Such a move appears to have the support of Japan’s Olympic minister, former Olympian Seiko Hashimoto, but concerns about the perception of “special treatment” could also factor into the final decision.
“The more one loses through lack of practice, the more time it takes to regain that. This is just the view of one former athlete, but I think it’s necessary to get back with the athletes,” former Olympic speed skater and track cyclist Hashimoto said at a press conference on Friday.
Along with the Japan Institute of Sports Sciences, the center in Tokyo’s Kita Ward is the training headquarters for the country’s Olympic and Paralympic athletes.
As the coronavirus pandemic forced sports leagues and facilities to shut down one after another, the twin national centers remained open as a last resort for athletes until the emergency declaration in early April.
The Japanese Olympic Committee set a lofty target of 30 gold medals before the coronavirus forced the postponement of the 2020 Tokyo Games by roughly one year, but some insiders fear the target will be unachievable unless preparations resume quickly.
“If things continue and we’re unable to use the training facilities, it will be impossible to reach our goal,” said an official in charge of athlete development.

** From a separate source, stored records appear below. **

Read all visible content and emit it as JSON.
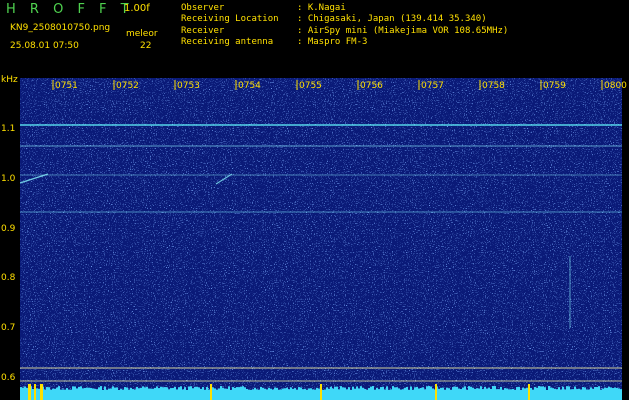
{
  "header": {
    "app_name": "H R O F F T",
    "version": "1.00f",
    "filename": "KN9_2508010750.png",
    "control": "meleor",
    "timestamp": "25.08.01 07:50",
    "counter": "22"
  },
  "info": [
    {
      "label": "Observer",
      "value": ": K.Nagai"
    },
    {
      "label": "Receiving Location",
      "value": ": Chigasaki, Japan (139.414 35.340)"
    },
    {
      "label": "Receiver",
      "value": ": AirSpy mini (Miakejima VOR 108.65MHz)"
    },
    {
      "label": "Receiving antenna",
      "value": ": Maspro FM-3"
    }
  ],
  "y_axis": {
    "unit": "kHz",
    "ticks": [
      "1.1",
      "1.0",
      "0.9",
      "0.8",
      "0.7",
      "0.6"
    ]
  },
  "x_axis": {
    "ticks": [
      "0751",
      "0752",
      "0753",
      "0754",
      "0755",
      "0756",
      "0757",
      "0758",
      "0759",
      "0800"
    ]
  },
  "colors": {
    "background": "#000000",
    "spectrogram_base": "#0a1a78",
    "text": "#ffe000",
    "title": "#4fd24f",
    "signal": "#5ae0f0"
  }
}
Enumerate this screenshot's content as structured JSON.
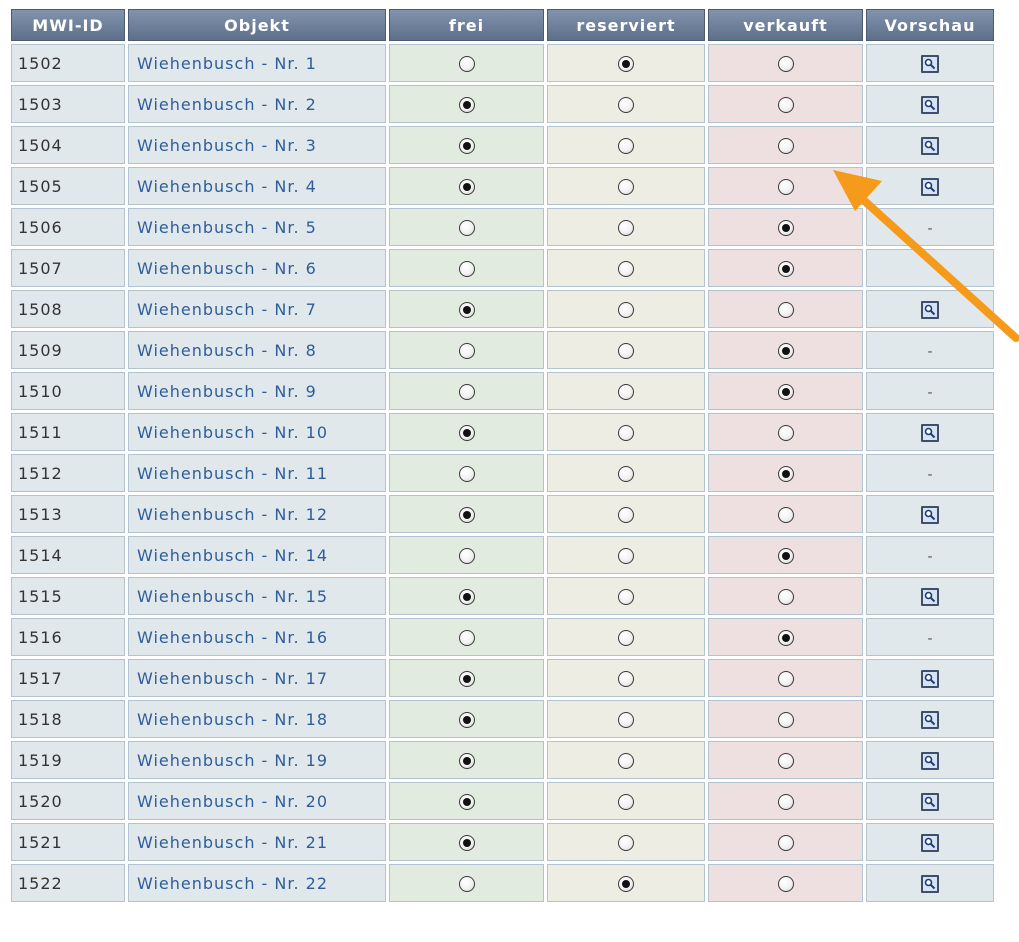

But with ordinary Japanese citizens being asked to practice social distancing to combat the spread of the pneumonia-causing coronavirus, there are concerns an exemption for athletes could send the wrong message.
Complicating matters, several high-profile athletes have already thrown their support behind online campaigns urging people to stay home to curb the virus’ spread.
While outdoor facilities could be reopened in line with the recommended social distancing guidelines, there is still no guarantee they would remain free from infection.
JOC officials agree on the need to resume preparations as quickly as possible, but they remain extremely cautious about managing both the health risks and the public image of the Olympic program.
“Is it possible to gain understanding from the public if we resume things? It’s a difficult situation,” a JOC official said.